▶ **Aim of the task**: Would you copy all lines in the data that contain the word "icon"?
### Excerpted data ###
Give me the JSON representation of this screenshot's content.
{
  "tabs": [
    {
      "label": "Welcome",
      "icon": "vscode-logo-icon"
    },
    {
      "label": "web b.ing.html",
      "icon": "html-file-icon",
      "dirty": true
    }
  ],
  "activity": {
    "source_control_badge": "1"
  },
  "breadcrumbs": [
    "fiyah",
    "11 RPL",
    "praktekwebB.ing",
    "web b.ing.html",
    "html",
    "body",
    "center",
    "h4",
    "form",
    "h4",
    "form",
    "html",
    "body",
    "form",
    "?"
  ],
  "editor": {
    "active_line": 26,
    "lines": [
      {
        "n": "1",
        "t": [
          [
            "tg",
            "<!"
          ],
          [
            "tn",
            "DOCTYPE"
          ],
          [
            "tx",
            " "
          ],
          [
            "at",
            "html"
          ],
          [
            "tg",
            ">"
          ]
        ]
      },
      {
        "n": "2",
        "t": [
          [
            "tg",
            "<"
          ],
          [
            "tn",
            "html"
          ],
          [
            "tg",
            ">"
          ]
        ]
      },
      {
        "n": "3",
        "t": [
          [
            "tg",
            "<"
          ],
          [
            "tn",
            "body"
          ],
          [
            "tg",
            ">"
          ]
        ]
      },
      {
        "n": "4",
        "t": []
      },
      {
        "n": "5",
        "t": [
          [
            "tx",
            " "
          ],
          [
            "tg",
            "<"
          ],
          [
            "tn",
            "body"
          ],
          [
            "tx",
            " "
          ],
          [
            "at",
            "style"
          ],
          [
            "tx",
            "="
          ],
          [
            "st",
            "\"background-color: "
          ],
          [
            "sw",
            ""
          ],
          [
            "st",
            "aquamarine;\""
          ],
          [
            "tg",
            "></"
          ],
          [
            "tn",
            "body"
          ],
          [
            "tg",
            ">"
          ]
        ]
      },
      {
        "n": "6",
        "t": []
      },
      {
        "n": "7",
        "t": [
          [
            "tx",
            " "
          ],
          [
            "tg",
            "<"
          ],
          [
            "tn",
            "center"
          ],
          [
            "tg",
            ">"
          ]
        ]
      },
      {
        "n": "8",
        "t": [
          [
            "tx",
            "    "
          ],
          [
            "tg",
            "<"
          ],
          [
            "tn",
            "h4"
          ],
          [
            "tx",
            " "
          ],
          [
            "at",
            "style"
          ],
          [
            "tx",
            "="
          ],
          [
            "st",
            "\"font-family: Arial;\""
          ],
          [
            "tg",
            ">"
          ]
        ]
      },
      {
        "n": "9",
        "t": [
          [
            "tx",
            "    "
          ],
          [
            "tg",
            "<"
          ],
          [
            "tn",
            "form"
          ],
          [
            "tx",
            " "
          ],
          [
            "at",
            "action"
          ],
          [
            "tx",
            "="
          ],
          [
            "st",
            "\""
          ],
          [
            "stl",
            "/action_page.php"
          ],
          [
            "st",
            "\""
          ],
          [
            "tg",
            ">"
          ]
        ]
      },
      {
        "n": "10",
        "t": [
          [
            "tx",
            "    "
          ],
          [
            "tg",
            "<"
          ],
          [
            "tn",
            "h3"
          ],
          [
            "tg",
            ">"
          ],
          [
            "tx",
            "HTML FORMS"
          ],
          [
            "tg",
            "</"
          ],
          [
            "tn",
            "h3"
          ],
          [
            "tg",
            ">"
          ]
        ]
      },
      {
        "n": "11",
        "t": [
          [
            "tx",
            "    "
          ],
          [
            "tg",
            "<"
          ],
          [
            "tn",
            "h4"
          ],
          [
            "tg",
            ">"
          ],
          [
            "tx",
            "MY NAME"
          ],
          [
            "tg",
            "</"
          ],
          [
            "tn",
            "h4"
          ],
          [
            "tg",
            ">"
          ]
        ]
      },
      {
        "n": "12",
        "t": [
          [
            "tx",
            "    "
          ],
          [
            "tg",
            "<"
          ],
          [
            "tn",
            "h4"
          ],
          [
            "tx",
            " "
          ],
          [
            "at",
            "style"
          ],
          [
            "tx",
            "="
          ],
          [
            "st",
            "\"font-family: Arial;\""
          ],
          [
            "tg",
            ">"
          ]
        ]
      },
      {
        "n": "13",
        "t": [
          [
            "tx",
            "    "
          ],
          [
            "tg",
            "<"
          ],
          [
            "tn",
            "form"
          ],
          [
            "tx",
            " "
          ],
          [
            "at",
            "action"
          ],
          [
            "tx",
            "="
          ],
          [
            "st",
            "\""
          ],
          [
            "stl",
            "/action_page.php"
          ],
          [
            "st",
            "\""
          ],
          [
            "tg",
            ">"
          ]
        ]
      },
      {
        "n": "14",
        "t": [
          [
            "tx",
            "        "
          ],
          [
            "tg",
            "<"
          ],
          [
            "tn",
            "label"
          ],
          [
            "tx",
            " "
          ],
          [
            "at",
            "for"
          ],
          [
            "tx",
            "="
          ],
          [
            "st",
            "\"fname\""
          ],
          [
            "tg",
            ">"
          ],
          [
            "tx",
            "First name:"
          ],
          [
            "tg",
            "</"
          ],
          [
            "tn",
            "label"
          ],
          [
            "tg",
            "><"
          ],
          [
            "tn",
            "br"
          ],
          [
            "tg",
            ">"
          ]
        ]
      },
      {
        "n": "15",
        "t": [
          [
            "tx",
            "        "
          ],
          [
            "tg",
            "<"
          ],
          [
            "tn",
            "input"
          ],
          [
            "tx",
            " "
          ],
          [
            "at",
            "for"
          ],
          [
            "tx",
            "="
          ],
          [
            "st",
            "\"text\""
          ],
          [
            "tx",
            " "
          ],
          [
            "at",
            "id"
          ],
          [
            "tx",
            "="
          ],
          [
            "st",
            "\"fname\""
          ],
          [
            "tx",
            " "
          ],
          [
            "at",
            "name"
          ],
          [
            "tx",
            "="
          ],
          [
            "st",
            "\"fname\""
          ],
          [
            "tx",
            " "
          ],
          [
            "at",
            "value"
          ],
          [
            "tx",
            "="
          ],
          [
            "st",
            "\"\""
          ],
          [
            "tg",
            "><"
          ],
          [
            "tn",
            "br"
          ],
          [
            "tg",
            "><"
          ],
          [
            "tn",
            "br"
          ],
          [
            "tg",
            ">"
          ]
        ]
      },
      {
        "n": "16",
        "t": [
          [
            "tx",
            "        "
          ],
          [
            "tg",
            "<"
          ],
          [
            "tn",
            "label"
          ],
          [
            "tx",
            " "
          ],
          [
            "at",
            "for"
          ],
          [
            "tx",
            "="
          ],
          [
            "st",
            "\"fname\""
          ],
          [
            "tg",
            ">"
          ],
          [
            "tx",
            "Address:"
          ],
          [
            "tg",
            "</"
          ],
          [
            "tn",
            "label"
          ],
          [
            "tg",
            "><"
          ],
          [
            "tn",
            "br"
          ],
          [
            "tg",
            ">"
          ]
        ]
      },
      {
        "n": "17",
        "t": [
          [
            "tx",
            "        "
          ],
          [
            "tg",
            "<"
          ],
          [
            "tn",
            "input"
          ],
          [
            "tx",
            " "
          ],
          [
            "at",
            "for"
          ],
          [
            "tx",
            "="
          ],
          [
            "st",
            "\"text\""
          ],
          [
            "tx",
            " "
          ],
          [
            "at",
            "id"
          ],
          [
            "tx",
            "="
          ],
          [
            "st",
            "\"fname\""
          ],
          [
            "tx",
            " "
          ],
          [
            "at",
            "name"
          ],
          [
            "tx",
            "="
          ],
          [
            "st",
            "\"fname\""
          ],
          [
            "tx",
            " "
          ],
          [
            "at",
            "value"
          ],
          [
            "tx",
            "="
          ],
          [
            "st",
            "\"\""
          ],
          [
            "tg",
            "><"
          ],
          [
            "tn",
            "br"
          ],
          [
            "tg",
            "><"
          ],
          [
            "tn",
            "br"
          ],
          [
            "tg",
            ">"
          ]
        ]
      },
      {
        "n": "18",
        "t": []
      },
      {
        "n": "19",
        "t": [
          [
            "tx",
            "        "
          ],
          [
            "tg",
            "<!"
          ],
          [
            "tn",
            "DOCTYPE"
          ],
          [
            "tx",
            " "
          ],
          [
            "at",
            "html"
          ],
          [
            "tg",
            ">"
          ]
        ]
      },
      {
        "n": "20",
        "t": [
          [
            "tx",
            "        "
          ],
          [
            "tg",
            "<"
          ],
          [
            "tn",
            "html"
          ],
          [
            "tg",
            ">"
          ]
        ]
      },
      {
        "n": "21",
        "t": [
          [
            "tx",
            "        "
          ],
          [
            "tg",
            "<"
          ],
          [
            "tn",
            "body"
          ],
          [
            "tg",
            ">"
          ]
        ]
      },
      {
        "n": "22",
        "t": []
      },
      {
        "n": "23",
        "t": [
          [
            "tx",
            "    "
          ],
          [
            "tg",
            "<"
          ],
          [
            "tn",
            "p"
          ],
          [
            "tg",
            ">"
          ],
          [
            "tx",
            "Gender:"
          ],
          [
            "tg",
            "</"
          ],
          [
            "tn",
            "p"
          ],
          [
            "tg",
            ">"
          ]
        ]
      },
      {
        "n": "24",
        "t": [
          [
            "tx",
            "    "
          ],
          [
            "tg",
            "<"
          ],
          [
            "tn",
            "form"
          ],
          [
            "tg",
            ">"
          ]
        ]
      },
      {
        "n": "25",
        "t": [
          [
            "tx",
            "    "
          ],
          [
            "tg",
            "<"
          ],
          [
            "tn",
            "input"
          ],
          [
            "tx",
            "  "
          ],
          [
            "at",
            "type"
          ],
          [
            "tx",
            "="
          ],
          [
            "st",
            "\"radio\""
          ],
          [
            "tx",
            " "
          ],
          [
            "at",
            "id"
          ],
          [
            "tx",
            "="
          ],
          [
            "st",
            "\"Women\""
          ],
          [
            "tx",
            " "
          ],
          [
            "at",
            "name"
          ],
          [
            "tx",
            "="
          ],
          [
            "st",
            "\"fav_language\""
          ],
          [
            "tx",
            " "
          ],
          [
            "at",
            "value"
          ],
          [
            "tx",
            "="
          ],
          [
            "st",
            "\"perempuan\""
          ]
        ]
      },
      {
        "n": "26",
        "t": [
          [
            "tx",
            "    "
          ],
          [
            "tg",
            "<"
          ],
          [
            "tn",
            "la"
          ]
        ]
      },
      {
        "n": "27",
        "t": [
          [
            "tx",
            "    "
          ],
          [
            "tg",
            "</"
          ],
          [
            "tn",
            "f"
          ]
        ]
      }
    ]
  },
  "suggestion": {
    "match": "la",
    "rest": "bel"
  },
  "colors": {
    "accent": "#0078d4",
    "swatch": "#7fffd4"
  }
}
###
▶ **Solution**:
      "icon": "vscode-logo-icon"
      "icon": "html-file-icon",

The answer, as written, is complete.